A small town in Alaska hooks up solar power and a backup generator to keep the
Two villages in India use cow manure and solar energy to get electricity in their homes for the first time.
In Spokane, researchers study how to share solar energy back and forth across power lines throughout the Pacific Northwest.
Meanwhile, a clock is ticking. The threat of climate change hangs in the air like smoke from increasingly common wildfires or like the hot summer days that now linger too long into the fall.
“The million-dollar question is not how to add more wind and solar to the power grid,” says Anjan Bose, Regents Professor in Washington State University’s School of Electrical Engineering and Computer Science. “It’s how to make it run reliably and at the same time, try to bring up the resiliency, given the kinds of issues we’re facing with extreme weather and cybersecurity threats.”
It’s a daunting challenge for the world to move quickly to renewables and prevent the worst impacts of climate change. The way we get energy is changing rapidly and dramatically, and the road to decarbonization runs straight through eastern Washington.
“Eastern Washington is really a ‘power’ power,” says Noel Schulz, Edmund O. Schweitzer III Chair in Power Apparatus and Systems and codirector of the WSU and Pacific Northwest National Laboratory (PNNL) Advanced Grid Institute. “As you look at PNNL, WSU, Avista, Schweitzer Engineering Labs, and Itron, we really have a lot of innovation coming out and working on solutions on the next grid.”
Sectors such as transportation and power generation will need to decarbonize, which means moving to sustainable energy such as hydropower, wind, solar, and perhaps tidal energy later. Nuclear energy also doesn’t emit greenhouse gases.
“The common thread between all of these energy sources is the power grid,” says Mani Venkatasubramanian, Boeing Distinguished Professor in the School of Electrical Engineering and Computer Science and director of WSU’s Energy Systems Innovation Center (ESIC). He also holds a joint PNNL appointment. “The key is how can we support the entirety of energy consumption by harnessing it to the power grid. The biggest engineering challenge is to do this without sacrificing the reliability and affordability that the customers are used to.”
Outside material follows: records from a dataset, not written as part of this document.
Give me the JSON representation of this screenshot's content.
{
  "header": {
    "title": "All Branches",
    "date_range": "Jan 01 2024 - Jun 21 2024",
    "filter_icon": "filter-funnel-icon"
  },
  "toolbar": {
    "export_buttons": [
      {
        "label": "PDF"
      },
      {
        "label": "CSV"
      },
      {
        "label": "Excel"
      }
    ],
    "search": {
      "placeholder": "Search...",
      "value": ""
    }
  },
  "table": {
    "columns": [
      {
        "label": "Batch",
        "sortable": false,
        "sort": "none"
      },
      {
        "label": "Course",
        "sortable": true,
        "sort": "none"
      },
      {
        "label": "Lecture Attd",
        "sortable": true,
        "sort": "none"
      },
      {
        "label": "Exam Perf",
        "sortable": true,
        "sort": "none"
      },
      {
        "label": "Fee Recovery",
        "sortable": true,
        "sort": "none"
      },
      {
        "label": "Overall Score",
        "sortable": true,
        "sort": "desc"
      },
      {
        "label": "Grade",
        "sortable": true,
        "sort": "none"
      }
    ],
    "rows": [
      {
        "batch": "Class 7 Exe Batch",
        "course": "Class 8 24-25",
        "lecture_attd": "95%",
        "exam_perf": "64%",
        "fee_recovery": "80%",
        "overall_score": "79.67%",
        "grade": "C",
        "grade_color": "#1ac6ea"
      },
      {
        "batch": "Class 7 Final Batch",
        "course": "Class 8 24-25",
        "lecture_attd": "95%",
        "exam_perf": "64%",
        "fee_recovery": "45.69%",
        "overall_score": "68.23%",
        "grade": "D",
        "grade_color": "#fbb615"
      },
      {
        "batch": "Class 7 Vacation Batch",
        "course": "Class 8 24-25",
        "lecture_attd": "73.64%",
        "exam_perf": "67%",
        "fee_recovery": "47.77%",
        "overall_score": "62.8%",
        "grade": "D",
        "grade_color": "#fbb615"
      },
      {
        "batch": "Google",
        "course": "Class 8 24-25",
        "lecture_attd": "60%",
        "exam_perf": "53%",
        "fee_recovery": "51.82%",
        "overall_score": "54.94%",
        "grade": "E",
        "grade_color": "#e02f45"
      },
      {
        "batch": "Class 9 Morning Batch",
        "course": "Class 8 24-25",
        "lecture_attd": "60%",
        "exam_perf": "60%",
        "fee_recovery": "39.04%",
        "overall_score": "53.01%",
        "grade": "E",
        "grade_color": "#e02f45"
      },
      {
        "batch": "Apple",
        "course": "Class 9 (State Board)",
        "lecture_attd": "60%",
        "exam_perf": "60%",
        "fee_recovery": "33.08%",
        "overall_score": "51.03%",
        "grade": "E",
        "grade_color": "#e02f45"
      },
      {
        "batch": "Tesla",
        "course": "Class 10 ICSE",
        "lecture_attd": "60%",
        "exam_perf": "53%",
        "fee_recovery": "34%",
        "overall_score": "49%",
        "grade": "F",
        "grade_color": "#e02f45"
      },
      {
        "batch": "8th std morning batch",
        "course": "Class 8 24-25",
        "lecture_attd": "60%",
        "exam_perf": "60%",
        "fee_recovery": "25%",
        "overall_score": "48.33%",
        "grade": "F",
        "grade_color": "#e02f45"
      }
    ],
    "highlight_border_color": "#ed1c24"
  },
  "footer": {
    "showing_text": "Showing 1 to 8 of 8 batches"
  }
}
Unlike a coal-fired power plant, sustainable energy is largely distributed—such as solar panels on rooftop after rooftop. Solar and wind power also famously work when the sun is shining and the wind is blowing. They can’t be easily stored. Meanwhile, as power grid operators have to change the way they’ve always done business, climate change and serious events like extreme heat, flooding, and wildfires are creating more demand and causing more interruptions for the grid. Utilities now have engineers on staff to specifically plan for extreme events.
“As we are going through the transition, we have to, in fact, improve our system,” says Venkatasubramanian.
Looking at the power grid’s “edge,” like small solar panels on a home, may provide new opportunities for energy storage, says Anamika Dubey, Huie-Rogers Endowed Chair in the School of Electrical Engineering and Computer Science. Dubey, who holds a joint appointment with PNNL, and her colleagues have been looking into how to leverage assets at the distribution level, such as rooftop solar panels or electric car batteries, as storage to improve flexibility.
“One of the main challenges is that when we get to the grid edge, the scale of the problem is too large—we’re actually looking into tens of millions of devices,” she says. “If you’re trying to aggregate them and provide their flexibility or support for the bulk grid, how do we develop models that are helpful enough for us to inform the decision-making process?”
Microgrids are also an increasingly popular possible solution for energy challenges. Microgrids are self-contained grids with a local energy source that can be connected to the larger grid but can also function independently. Through a partnership with India, WSU researchers are working with two villages there to develop and test microgrids.
“Renewables are a challenge, but they can also provide an opportunity in rural electrification—places where there are no power lines and transmission, where we can use local resources,” says Schulz.
While the researchers look toward making better use of the renewables, they’re also keeping an eye on better managing the traditional bulk power grid. Venkatasubramanian’s group, for instance, has developed a software tool to monitor oscillations and the health of the power grid in real time that can notify grid operators when instability is occurring. The software tool was recently licensed by France’s grid operator and helped to quickly and seamlessly transition Ukraine from Russia to the European power grid last winter.
“The technology is helping with such uncertainties, and that’s the kind of technology that we need a lot more of in the future,” he says. “As we have these renewables more and more in the system, we need to be able to operate on the go.”
The solutions are available now; perhaps they are not the most elegant, but they can be done, says Bose.
“The question is not really about technology. It’s a question of actual deployment and whether we can deploy within the time frame that has been laid out. That’s the real question, and that’s not dependent on either universities or even the federal government,” he says.
So how confident are the researchers that society can incorporate renewables into the power grid to prevent the worst effects of climate change?
“One hundred percent,” says Venkatasubramanian. “Because that’s what engineers do. When we have challenges, we find solutions.”